(WORK ITEM) In the records below, tally the lines that contain the word "watermark" and give only that number.

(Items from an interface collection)
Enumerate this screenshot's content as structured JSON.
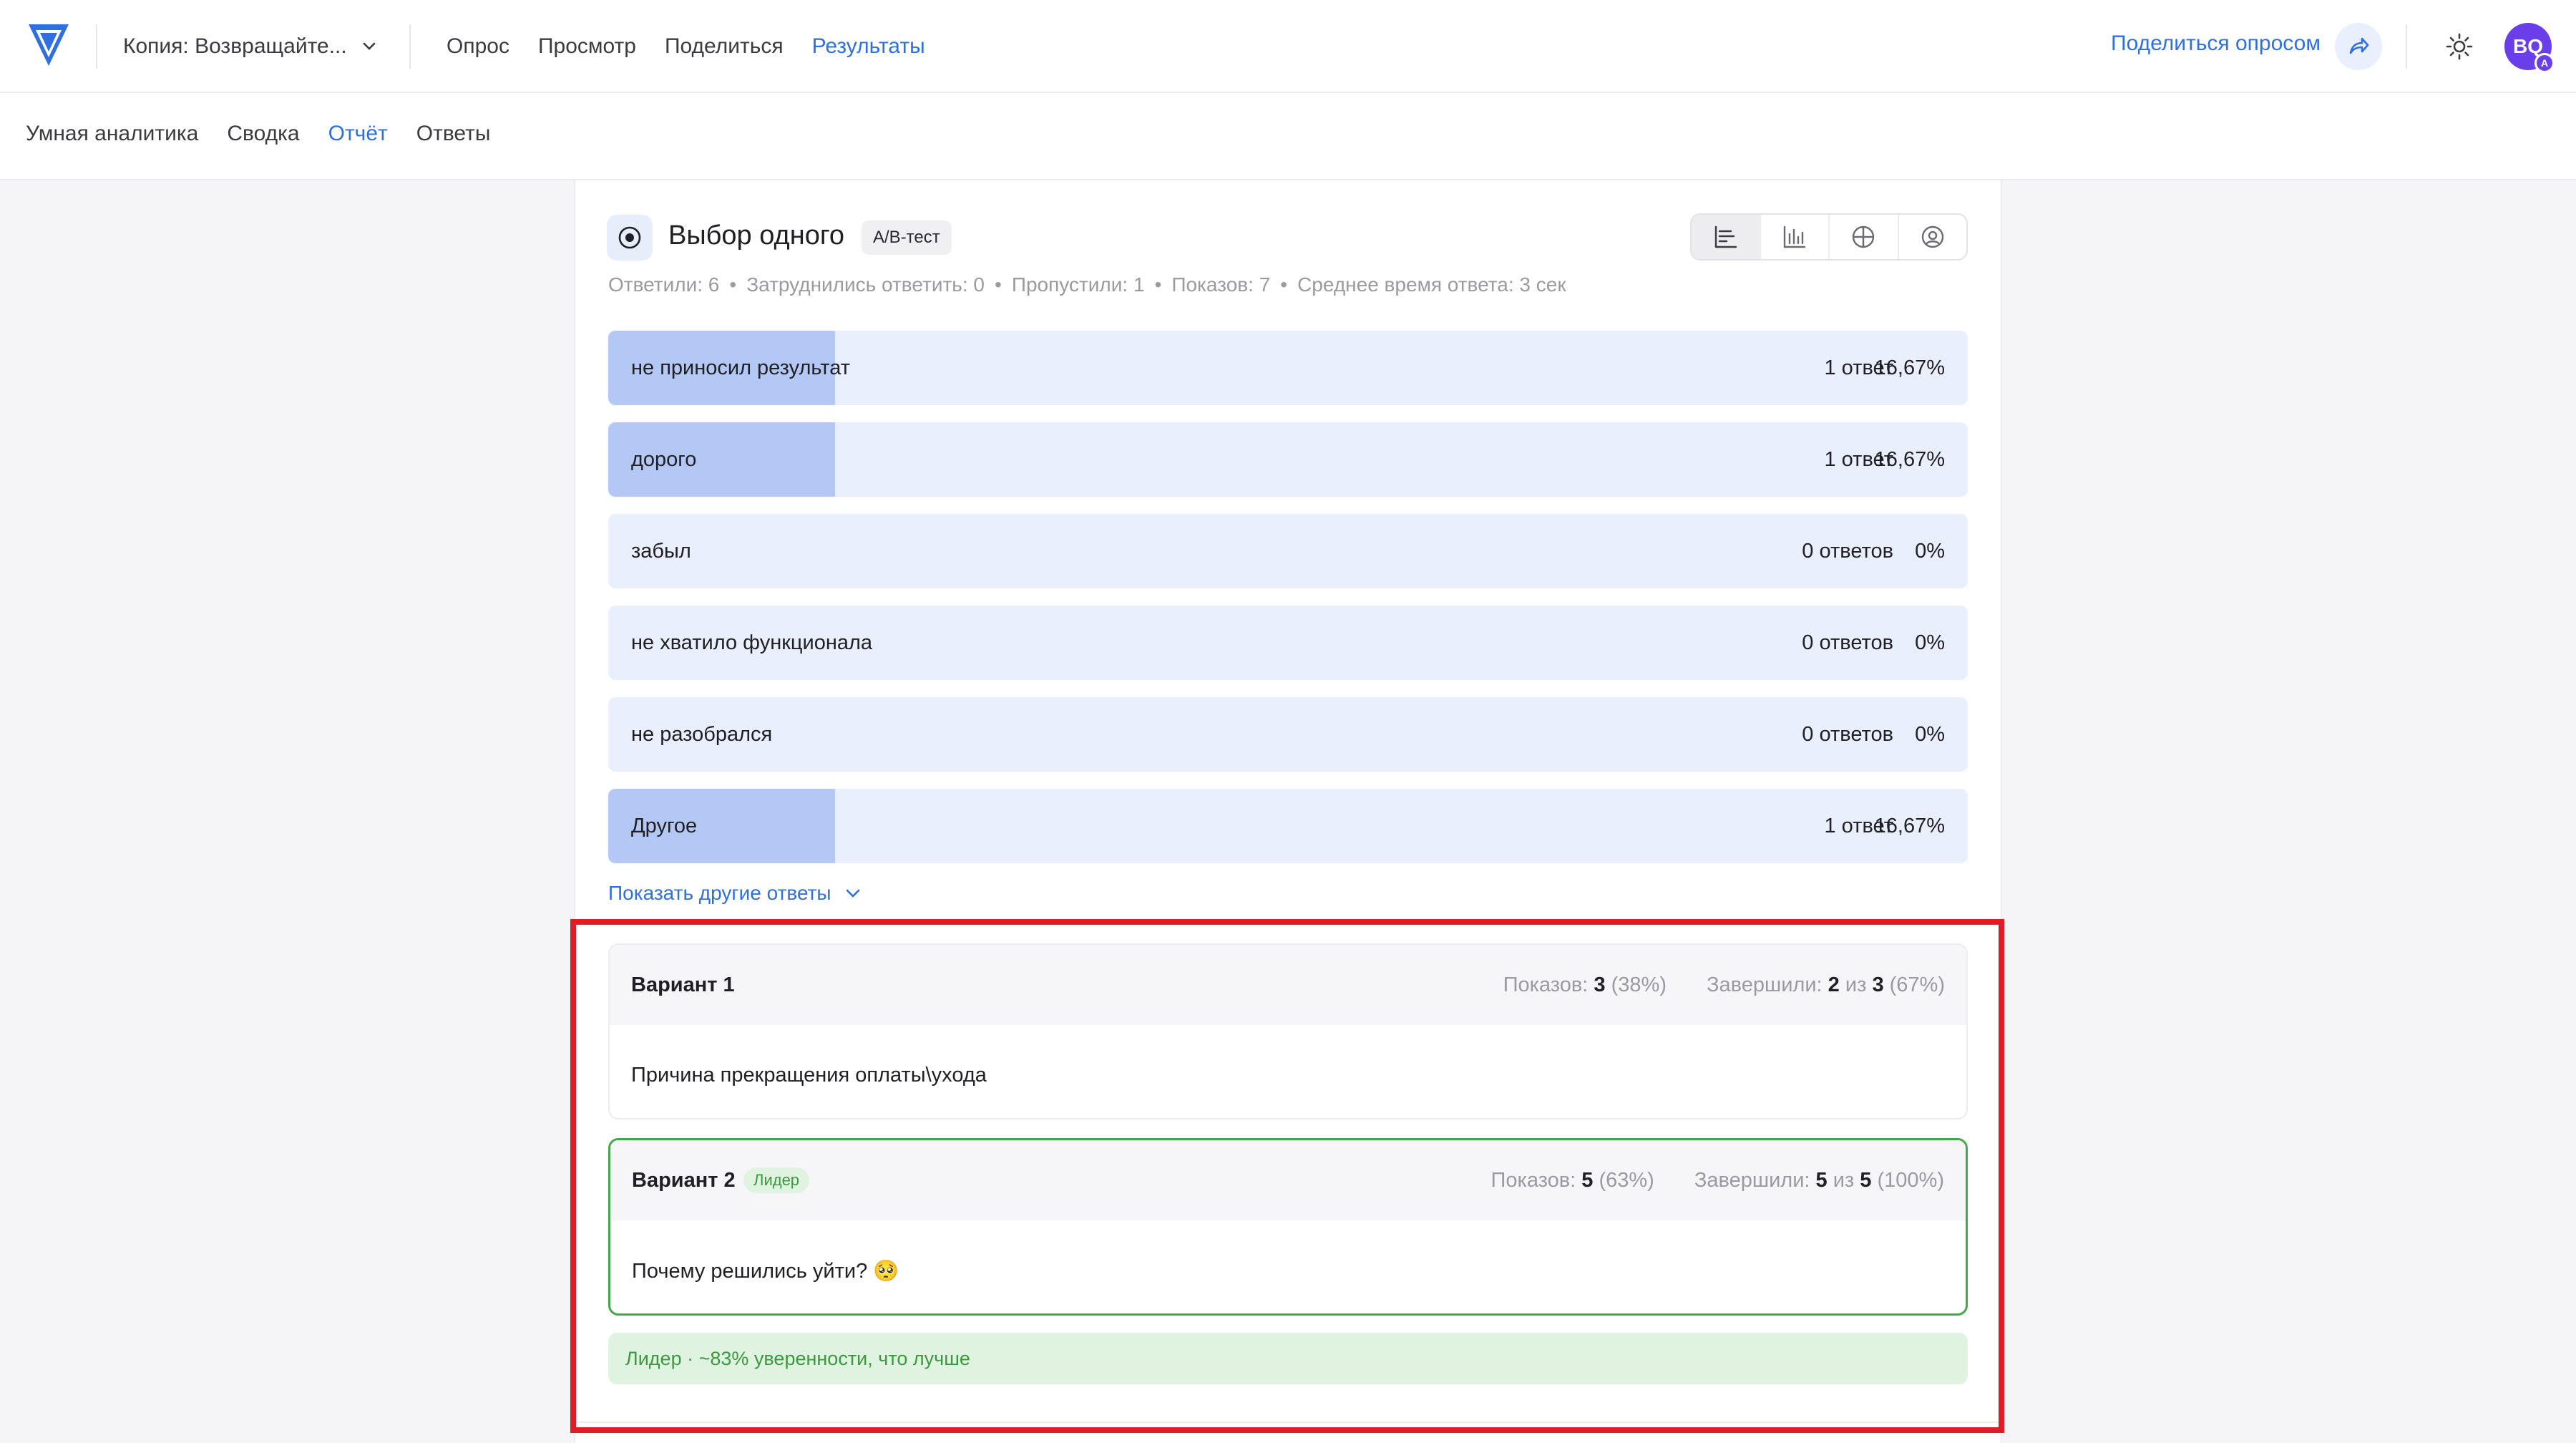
{
  "header": {
    "survey_name": "Копия: Возвращайте...",
    "nav": [
      "Опрос",
      "Просмотр",
      "Поделиться",
      "Результаты"
    ],
    "nav_active": 3,
    "share_label": "Поделиться опросом",
    "avatar_initials": "BQ",
    "avatar_badge": "A",
    "brand_color": "#2f6fe0"
  },
  "subnav": {
    "items": [
      "Умная аналитика",
      "Сводка",
      "Отчёт",
      "Ответы"
    ],
    "active": 2
  },
  "question": {
    "title": "Выбор одного",
    "badge": "A/B-тест",
    "stats": [
      "Ответили: 6",
      "Затруднились ответить: 0",
      "Пропустили: 1",
      "Показов: 7",
      "Среднее время ответа: 3 сек"
    ],
    "options": [
      {
        "label": "не приносил результат",
        "count": "1 ответ",
        "percent": "16,67%",
        "fraction": 0.1667
      },
      {
        "label": "дорого",
        "count": "1 ответ",
        "percent": "16,67%",
        "fraction": 0.1667
      },
      {
        "label": "забыл",
        "count": "0 ответов",
        "percent": "0%",
        "fraction": 0
      },
      {
        "label": "не хватило функционала",
        "count": "0 ответов",
        "percent": "0%",
        "fraction": 0
      },
      {
        "label": "не разобрался",
        "count": "0 ответов",
        "percent": "0%",
        "fraction": 0
      },
      {
        "label": "Другое",
        "count": "1 ответ",
        "percent": "16,67%",
        "fraction": 0.1667
      }
    ],
    "show_more": "Показать другие ответы"
  },
  "variants": [
    {
      "name": "Вариант 1",
      "shows_label": "Показов:",
      "shows": "3",
      "shows_pct": "(38%)",
      "done_label": "Завершили:",
      "done": "2",
      "of": "из",
      "total": "3",
      "done_pct": "(67%)",
      "text": "Причина прекращения оплаты\\ухода"
    },
    {
      "name": "Вариант 2",
      "tag": "Лидер",
      "shows_label": "Показов:",
      "shows": "5",
      "shows_pct": "(63%)",
      "done_label": "Завершили:",
      "done": "5",
      "of": "из",
      "total": "5",
      "done_pct": "(100%)",
      "text": "Почему решились уйти? 🥺"
    }
  ],
  "leader_note": "Лидер · ~83% уверенности, что лучше"
}
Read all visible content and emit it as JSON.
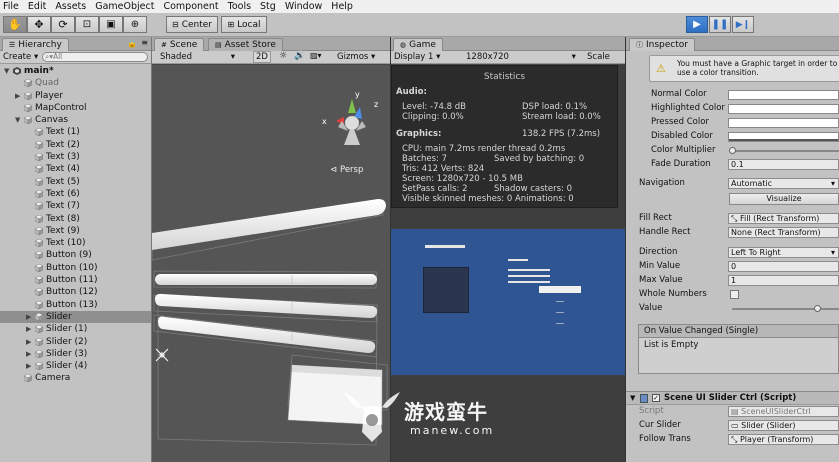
{
  "menu": [
    "File",
    "Edit",
    "Assets",
    "GameObject",
    "Component",
    "Tools",
    "Stg",
    "Window",
    "Help"
  ],
  "toolbar": {
    "pivot": "Center",
    "space": "Local"
  },
  "hierarchy": {
    "tab": "Hierarchy",
    "create": "Create",
    "search_placeholder": "All",
    "items": [
      {
        "label": "main*",
        "indent": 0,
        "arrow": "▼",
        "type": "scene"
      },
      {
        "label": "Quad",
        "indent": 1,
        "arrow": "",
        "type": "go",
        "dim": true
      },
      {
        "label": "Player",
        "indent": 1,
        "arrow": "▶",
        "type": "go"
      },
      {
        "label": "MapControl",
        "indent": 1,
        "arrow": "",
        "type": "go"
      },
      {
        "label": "Canvas",
        "indent": 1,
        "arrow": "▼",
        "type": "go"
      },
      {
        "label": "Text (1)",
        "indent": 2,
        "arrow": "",
        "type": "go"
      },
      {
        "label": "Text (2)",
        "indent": 2,
        "arrow": "",
        "type": "go"
      },
      {
        "label": "Text (3)",
        "indent": 2,
        "arrow": "",
        "type": "go"
      },
      {
        "label": "Text (4)",
        "indent": 2,
        "arrow": "",
        "type": "go"
      },
      {
        "label": "Text (5)",
        "indent": 2,
        "arrow": "",
        "type": "go"
      },
      {
        "label": "Text (6)",
        "indent": 2,
        "arrow": "",
        "type": "go"
      },
      {
        "label": "Text (7)",
        "indent": 2,
        "arrow": "",
        "type": "go"
      },
      {
        "label": "Text (8)",
        "indent": 2,
        "arrow": "",
        "type": "go"
      },
      {
        "label": "Text (9)",
        "indent": 2,
        "arrow": "",
        "type": "go"
      },
      {
        "label": "Text (10)",
        "indent": 2,
        "arrow": "",
        "type": "go"
      },
      {
        "label": "Button (9)",
        "indent": 2,
        "arrow": "",
        "type": "go"
      },
      {
        "label": "Button (10)",
        "indent": 2,
        "arrow": "",
        "type": "go"
      },
      {
        "label": "Button (11)",
        "indent": 2,
        "arrow": "",
        "type": "go"
      },
      {
        "label": "Button (12)",
        "indent": 2,
        "arrow": "",
        "type": "go"
      },
      {
        "label": "Button (13)",
        "indent": 2,
        "arrow": "",
        "type": "go"
      },
      {
        "label": "Slider",
        "indent": 2,
        "arrow": "▶",
        "type": "go",
        "selected": true
      },
      {
        "label": "Slider (1)",
        "indent": 2,
        "arrow": "▶",
        "type": "go"
      },
      {
        "label": "Slider (2)",
        "indent": 2,
        "arrow": "▶",
        "type": "go"
      },
      {
        "label": "Slider (3)",
        "indent": 2,
        "arrow": "▶",
        "type": "go"
      },
      {
        "label": "Slider (4)",
        "indent": 2,
        "arrow": "▶",
        "type": "go"
      },
      {
        "label": "Camera",
        "indent": 1,
        "arrow": "",
        "type": "go"
      }
    ]
  },
  "scene": {
    "tab": "Scene",
    "tab2": "Asset Store",
    "shading": "Shaded",
    "mode": "2D",
    "gizmos": "Gizmos",
    "persp": "Persp",
    "gizmo_axes": {
      "y": "y",
      "z": "z",
      "x": "x"
    }
  },
  "game": {
    "tab": "Game",
    "display": "Display 1",
    "resolution": "1280x720",
    "scale": "Scale",
    "stats": {
      "title": "Statistics",
      "audio_header": "Audio:",
      "level": "Level: -74.8 dB",
      "dsp": "DSP load: 0.1%",
      "clipping": "Clipping: 0.0%",
      "stream": "Stream load: 0.0%",
      "graphics_header": "Graphics:",
      "fps": "138.2 FPS (7.2ms)",
      "cpu": "CPU: main 7.2ms  render thread 0.2ms",
      "batches": "Batches: 7",
      "saved": "Saved by batching: 0",
      "tris": "Tris: 412  Verts: 824",
      "screen": "Screen: 1280x720 - 10.5 MB",
      "setpass": "SetPass calls: 2",
      "shadow": "Shadow casters: 0",
      "skinned": "Visible skinned meshes: 0  Animations: 0"
    }
  },
  "inspector": {
    "tab": "Inspector",
    "warning": "You must have a Graphic target in order to use a color transition.",
    "colors": [
      {
        "k": "Normal Color"
      },
      {
        "k": "Highlighted Color"
      },
      {
        "k": "Pressed Color"
      },
      {
        "k": "Disabled Color"
      }
    ],
    "color_multiplier_label": "Color Multiplier",
    "fade_label": "Fade Duration",
    "fade_value": "0.1",
    "navigation_label": "Navigation",
    "navigation_value": "Automatic",
    "visualize": "Visualize",
    "fill_rect_label": "Fill Rect",
    "fill_rect_value": "Fill (Rect Transform)",
    "handle_rect_label": "Handle Rect",
    "handle_rect_value": "None (Rect Transform)",
    "direction_label": "Direction",
    "direction_value": "Left To Right",
    "min_label": "Min Value",
    "min_value": "0",
    "max_label": "Max Value",
    "max_value": "1",
    "whole_label": "Whole Numbers",
    "value_label": "Value",
    "event_header": "On Value Changed (Single)",
    "event_empty": "List is Empty",
    "component_title": "Scene UI Slider Ctrl (Script)",
    "script_label": "Script",
    "script_value": "SceneUISliderCtrl",
    "cur_slider_label": "Cur Slider",
    "cur_slider_value": "Slider (Slider)",
    "follow_label": "Follow Trans",
    "follow_value": "Player (Transform)"
  },
  "watermark": {
    "cn": "游戏蛮牛",
    "en": "manew.com"
  }
}
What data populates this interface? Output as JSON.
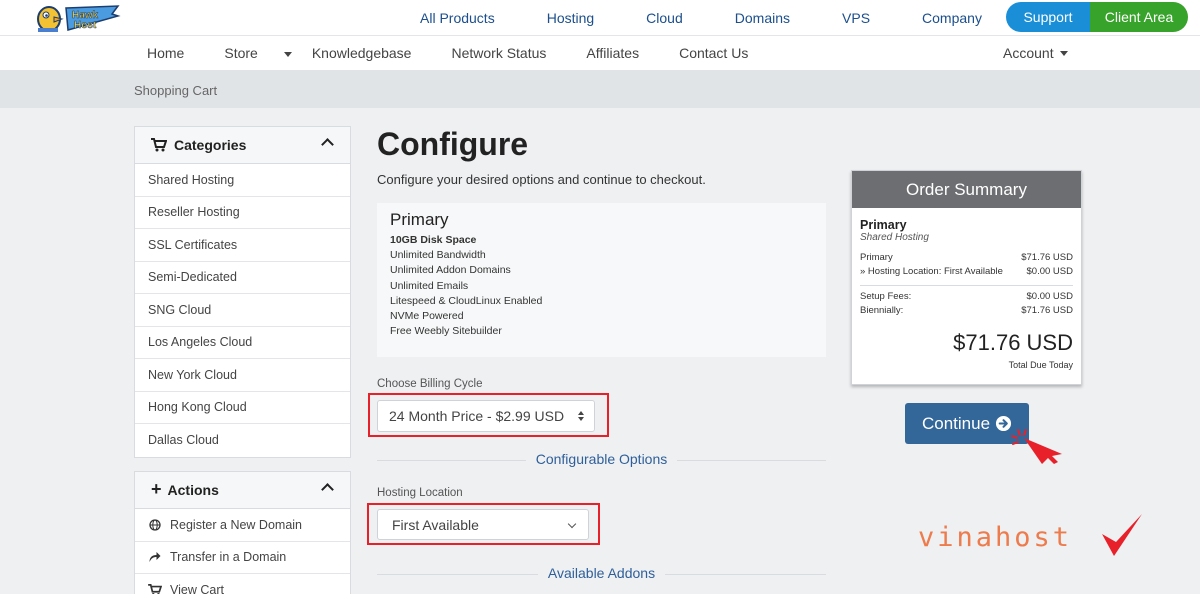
{
  "header": {
    "logo_text": "Hawk Host",
    "nav": [
      "All Products",
      "Hosting",
      "Cloud",
      "Domains",
      "VPS",
      "Company"
    ],
    "support_label": "Support",
    "client_area_label": "Client Area"
  },
  "subnav": {
    "items": [
      {
        "label": "Home",
        "dropdown": false
      },
      {
        "label": "Store",
        "dropdown": true
      },
      {
        "label": "Knowledgebase",
        "dropdown": false
      },
      {
        "label": "Network Status",
        "dropdown": false
      },
      {
        "label": "Affiliates",
        "dropdown": false
      },
      {
        "label": "Contact Us",
        "dropdown": false
      }
    ],
    "account_label": "Account"
  },
  "breadcrumb": "Shopping Cart",
  "sidebar": {
    "categories_title": "Categories",
    "categories": [
      "Shared Hosting",
      "Reseller Hosting",
      "SSL Certificates",
      "Semi-Dedicated",
      "SNG Cloud",
      "Los Angeles Cloud",
      "New York Cloud",
      "Hong Kong Cloud",
      "Dallas Cloud"
    ],
    "actions_title": "Actions",
    "actions": [
      {
        "label": "Register a New Domain",
        "icon": "globe-icon"
      },
      {
        "label": "Transfer in a Domain",
        "icon": "share-icon"
      },
      {
        "label": "View Cart",
        "icon": "cart-icon"
      }
    ]
  },
  "main": {
    "title": "Configure",
    "subtitle": "Configure your desired options and continue to checkout.",
    "product": {
      "name": "Primary",
      "features": [
        "10GB Disk Space",
        "Unlimited Bandwidth",
        "Unlimited Addon Domains",
        "Unlimited Emails",
        "Litespeed & CloudLinux Enabled",
        "NVMe Powered",
        "Free Weebly Sitebuilder"
      ]
    },
    "billing_label": "Choose Billing Cycle",
    "billing_value": "24 Month Price - $2.99 USD",
    "configurable_options_heading": "Configurable Options",
    "location_label": "Hosting Location",
    "location_value": "First Available",
    "addons_heading": "Available Addons"
  },
  "summary": {
    "title": "Order Summary",
    "product_name": "Primary",
    "product_group": "Shared Hosting",
    "lines": [
      {
        "label": "Primary",
        "value": "$71.76 USD"
      },
      {
        "label": "» Hosting Location: First Available",
        "value": "$0.00 USD"
      }
    ],
    "fees": [
      {
        "label": "Setup Fees:",
        "value": "$0.00 USD"
      },
      {
        "label": "Biennially:",
        "value": "$71.76 USD"
      }
    ],
    "total": "$71.76 USD",
    "total_label": "Total Due Today"
  },
  "continue_label": "Continue",
  "watermark": "vinahost",
  "colors": {
    "brand_blue": "#1c4f8c",
    "support": "#1a8fd8",
    "client_area": "#37a32a",
    "continue": "#336699",
    "highlight": "#e8202a",
    "watermark": "#ee7b4c"
  }
}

(SOLUTION FOR THIS EXERCISE) 3